◆ What is expected ◆
Could you filter the data below down to the lines that hold the word "Prayer"?

Element data from apps and pages:
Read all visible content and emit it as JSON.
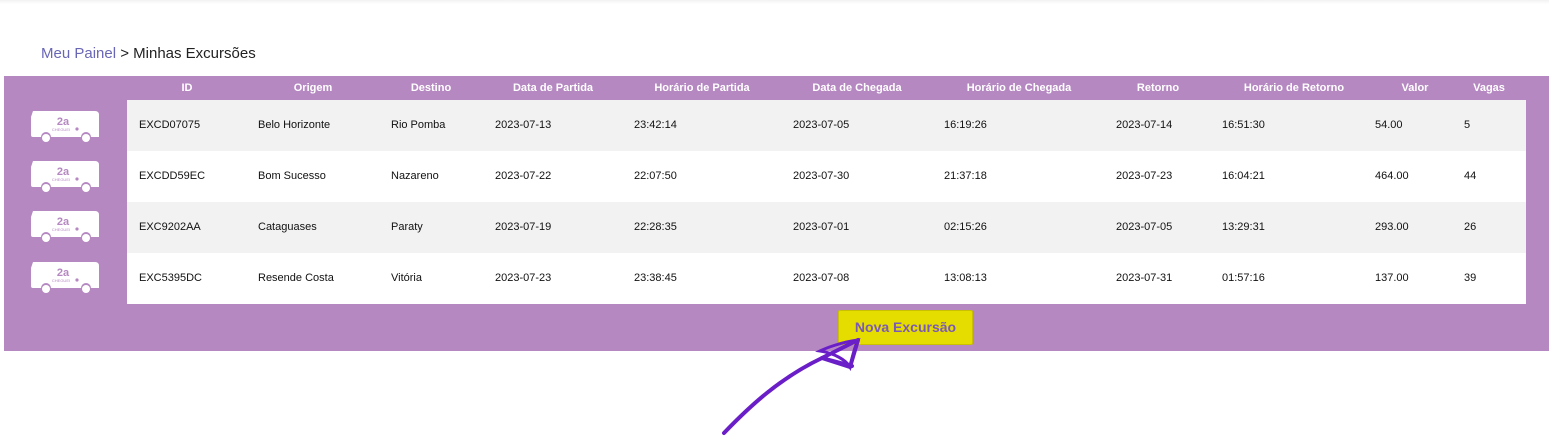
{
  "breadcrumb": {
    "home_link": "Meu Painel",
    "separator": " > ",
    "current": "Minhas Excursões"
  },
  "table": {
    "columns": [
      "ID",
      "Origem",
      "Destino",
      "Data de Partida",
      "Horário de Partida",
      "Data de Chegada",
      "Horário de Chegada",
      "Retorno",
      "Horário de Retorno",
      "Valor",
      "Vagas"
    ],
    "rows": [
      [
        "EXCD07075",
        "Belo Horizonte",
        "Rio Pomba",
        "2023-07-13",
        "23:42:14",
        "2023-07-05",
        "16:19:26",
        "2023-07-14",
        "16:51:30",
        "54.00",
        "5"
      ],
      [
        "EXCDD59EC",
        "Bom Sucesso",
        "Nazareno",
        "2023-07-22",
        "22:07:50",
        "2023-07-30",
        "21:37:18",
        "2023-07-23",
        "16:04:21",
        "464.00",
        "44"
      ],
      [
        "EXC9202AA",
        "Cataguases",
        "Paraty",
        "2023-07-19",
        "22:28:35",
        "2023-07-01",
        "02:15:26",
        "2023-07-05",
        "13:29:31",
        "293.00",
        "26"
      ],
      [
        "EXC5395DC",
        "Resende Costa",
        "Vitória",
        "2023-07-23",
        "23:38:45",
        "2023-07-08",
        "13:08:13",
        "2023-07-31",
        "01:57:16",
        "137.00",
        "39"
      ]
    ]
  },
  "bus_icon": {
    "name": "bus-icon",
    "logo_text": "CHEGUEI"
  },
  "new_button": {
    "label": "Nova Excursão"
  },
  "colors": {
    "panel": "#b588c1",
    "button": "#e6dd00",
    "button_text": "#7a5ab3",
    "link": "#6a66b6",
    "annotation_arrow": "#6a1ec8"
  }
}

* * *

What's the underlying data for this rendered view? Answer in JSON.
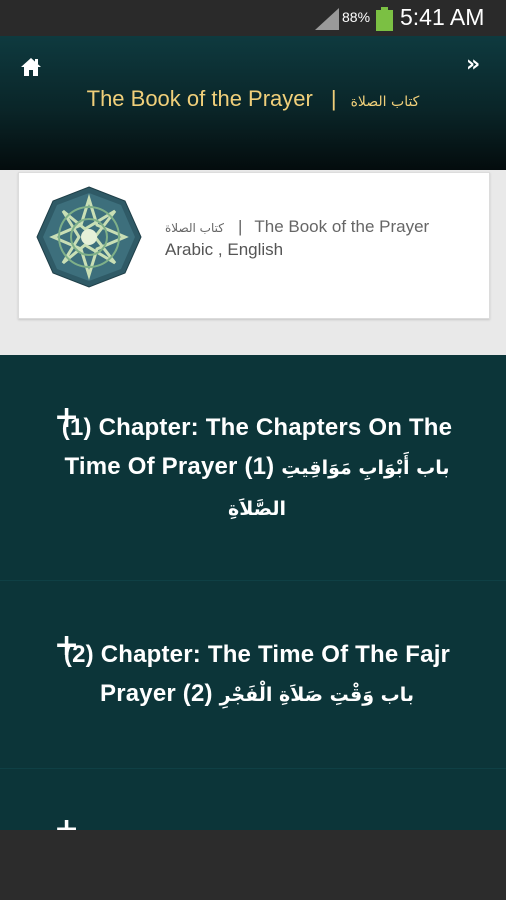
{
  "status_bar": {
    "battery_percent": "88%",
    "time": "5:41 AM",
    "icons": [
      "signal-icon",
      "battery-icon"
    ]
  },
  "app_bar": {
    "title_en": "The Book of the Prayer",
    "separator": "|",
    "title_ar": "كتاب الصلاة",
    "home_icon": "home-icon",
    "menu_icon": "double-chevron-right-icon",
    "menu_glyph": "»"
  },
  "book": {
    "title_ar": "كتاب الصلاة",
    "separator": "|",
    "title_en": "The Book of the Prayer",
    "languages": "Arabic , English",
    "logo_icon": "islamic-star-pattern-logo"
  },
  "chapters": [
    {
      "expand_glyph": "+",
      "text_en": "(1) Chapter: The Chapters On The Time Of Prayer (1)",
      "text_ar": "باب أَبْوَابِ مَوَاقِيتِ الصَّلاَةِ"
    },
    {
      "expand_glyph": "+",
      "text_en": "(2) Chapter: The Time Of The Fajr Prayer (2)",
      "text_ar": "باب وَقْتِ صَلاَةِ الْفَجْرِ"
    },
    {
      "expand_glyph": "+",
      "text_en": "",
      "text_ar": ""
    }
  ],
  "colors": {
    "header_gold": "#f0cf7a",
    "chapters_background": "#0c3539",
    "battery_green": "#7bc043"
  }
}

◆ Output for this task ◆
    "title_en": "The Book of the Prayer",
    "title_en": "The Book of the Prayer",
      "text_en": "(1) Chapter: The Chapters On The Time Of Prayer (1)",
      "text_en": "(2) Chapter: The Time Of The Fajr Prayer (2)",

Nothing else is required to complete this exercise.